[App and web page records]
************

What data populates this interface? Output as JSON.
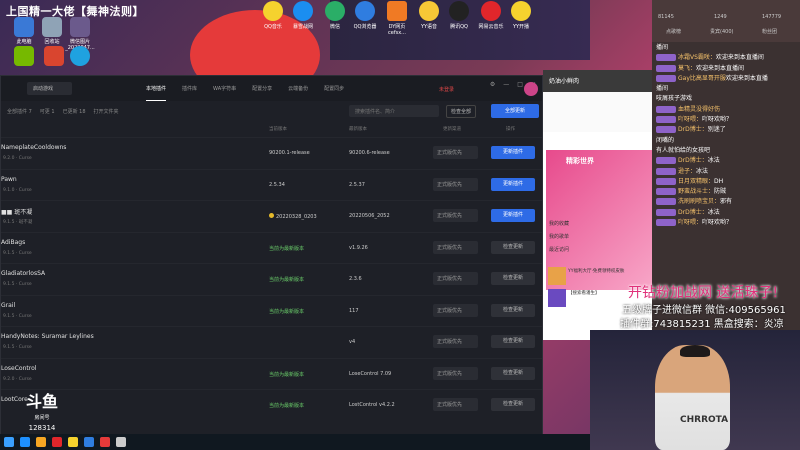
{
  "stream": {
    "title": "上国精一大佬【舞神法则】",
    "douyu_logo": "斗鱼",
    "douyu_sub": "房间号",
    "room_id": "128314"
  },
  "desktop_icons": [
    "此电脑",
    "回收站",
    "微信图片_2022047..."
  ],
  "top_icons": [
    "QQ音乐",
    "暴雪战网",
    "微信",
    "QQ浏览器",
    "DY网页cefsx...",
    "YY语音",
    "腾讯QQ",
    "网易云音乐",
    "YY开播"
  ],
  "plugin_window": {
    "game_select": "启动游戏",
    "tabs": [
      "本地插件",
      "插件库",
      "WA字符串",
      "配置分享",
      "云端备份",
      "配置同步"
    ],
    "active_tab": 0,
    "login": "未登录",
    "toolbar": [
      "全部插件 7",
      "可更 1",
      "已更新 18",
      "打开文件夹"
    ],
    "search_placeholder": "搜索插件名、简介",
    "check_all": "检查全部",
    "update_all": "全部更新",
    "columns": [
      "当前版本",
      "最新版本",
      "更新渠道",
      "操作"
    ],
    "rows": [
      {
        "name": "NameplateCooldowns",
        "meta": "9.2.0 · Curse",
        "current": "90200.1-release",
        "latest": "90200.6-release",
        "channel": "正式版优先",
        "action": "更新插件",
        "latest_flag": false,
        "warn": false
      },
      {
        "name": "Pawn",
        "meta": "9.1.0 · Curse",
        "current": "2.5.34",
        "latest": "2.5.37",
        "channel": "正式版优先",
        "action": "更新插件",
        "latest_flag": false,
        "warn": false
      },
      {
        "name": "■■ 斑不凝",
        "meta": "9.1.5 · 斑不凝",
        "current": "20220328_0203",
        "latest": "20220506_2052",
        "channel": "正式版优先",
        "action": "更新插件",
        "latest_flag": false,
        "warn": true
      },
      {
        "name": "AdiBags",
        "meta": "9.1.5 · Curse",
        "current": "当前为最新版本",
        "latest": "v1.9.26",
        "channel": "正式版优先",
        "action": "检查更新",
        "latest_flag": true,
        "warn": false
      },
      {
        "name": "GladiatorlosSA",
        "meta": "9.1.5 · Curse",
        "current": "当前为最新版本",
        "latest": "2.3.6",
        "channel": "正式版优先",
        "action": "检查更新",
        "latest_flag": true,
        "warn": false
      },
      {
        "name": "Grail",
        "meta": "9.1.5 · Curse",
        "current": "当前为最新版本",
        "latest": "117",
        "channel": "正式版优先",
        "action": "检查更新",
        "latest_flag": true,
        "warn": false
      },
      {
        "name": "HandyNotes: Suramar Leylines",
        "meta": "9.1.5 · Curse",
        "current": "",
        "latest": "v4",
        "channel": "正式版优先",
        "action": "检查更新",
        "latest_flag": true,
        "warn": false
      },
      {
        "name": "LoseControl",
        "meta": "9.2.0 · Curse",
        "current": "当前为最新版本",
        "latest": "LoseControl 7.09",
        "channel": "正式版优先",
        "action": "检查更新",
        "latest_flag": true,
        "warn": false
      },
      {
        "name": "LootCore",
        "meta": "",
        "current": "当前为最新版本",
        "latest": "LostControl v4.2.2",
        "channel": "正式版优先",
        "action": "检查更新",
        "latest_flag": true,
        "warn": false
      }
    ]
  },
  "music": {
    "head": "奶油小鲜肉",
    "banner_title": "精彩世界",
    "items": [
      "我的收藏",
      "我的歌单",
      "最近访问"
    ],
    "yy_items": [
      "YY福利大厅·免费领特权皮肤",
      "【搜索看潘生】"
    ]
  },
  "chat": {
    "stats": [
      "81145",
      "1249",
      "147779"
    ],
    "sub": [
      "点歌榜",
      "贵宾(400)",
      "粉丝团"
    ],
    "lines": [
      {
        "user": "",
        "text": "播间"
      },
      {
        "user": "冰霜VS霸咲：",
        "text": "欢迎来到本直播间"
      },
      {
        "user": "莫飞：",
        "text": "欢迎来到本直播间"
      },
      {
        "user": "Gay比高显哥开服",
        "text": "欢迎来到本直播"
      },
      {
        "user": "",
        "text": "播间"
      },
      {
        "user": "",
        "text": "吱屑孩子游戏"
      },
      {
        "user": "血精灵没得好伤",
        "text": ""
      },
      {
        "user": "吖呀喂：",
        "text": "吖呀欢哟？"
      },
      {
        "user": "DrD博士：",
        "text": "别迷了"
      },
      {
        "user": "",
        "text": "闭嘴的"
      },
      {
        "user": "",
        "text": "有人就怕给的女孩吧"
      },
      {
        "user": "DrD博士：",
        "text": "冰法"
      },
      {
        "user": "逊子：",
        "text": "冰法"
      },
      {
        "user": "日月双精眼：",
        "text": "DH"
      },
      {
        "user": "野蛮战斗士：",
        "text": "防贼"
      },
      {
        "user": "洗刷刷喷宝贝：",
        "text": "邪有"
      },
      {
        "user": "DrD博士：",
        "text": "冰法"
      },
      {
        "user": "吖呀喂：",
        "text": "吖呀欢哟？"
      }
    ]
  },
  "promo": {
    "line1": "开钻粉加战网 送活珠子!",
    "line2": "五级牌子进微信群 微信:409565961",
    "line3": "插件群:743815231 黑盒搜索：炎凉"
  },
  "webcam": {
    "shirt": "CHRROTA"
  }
}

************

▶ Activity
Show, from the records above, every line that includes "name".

▶ Expected answer
        "name": "NameplateCooldowns",
        "name": "Pawn",
        "name": "■■ 斑不凝",
        "name": "AdiBags",
        "name": "GladiatorlosSA",
        "name": "Grail",
        "name": "HandyNotes: Suramar Leylines",
        "name": "LoseControl",
        "name": "LootCore",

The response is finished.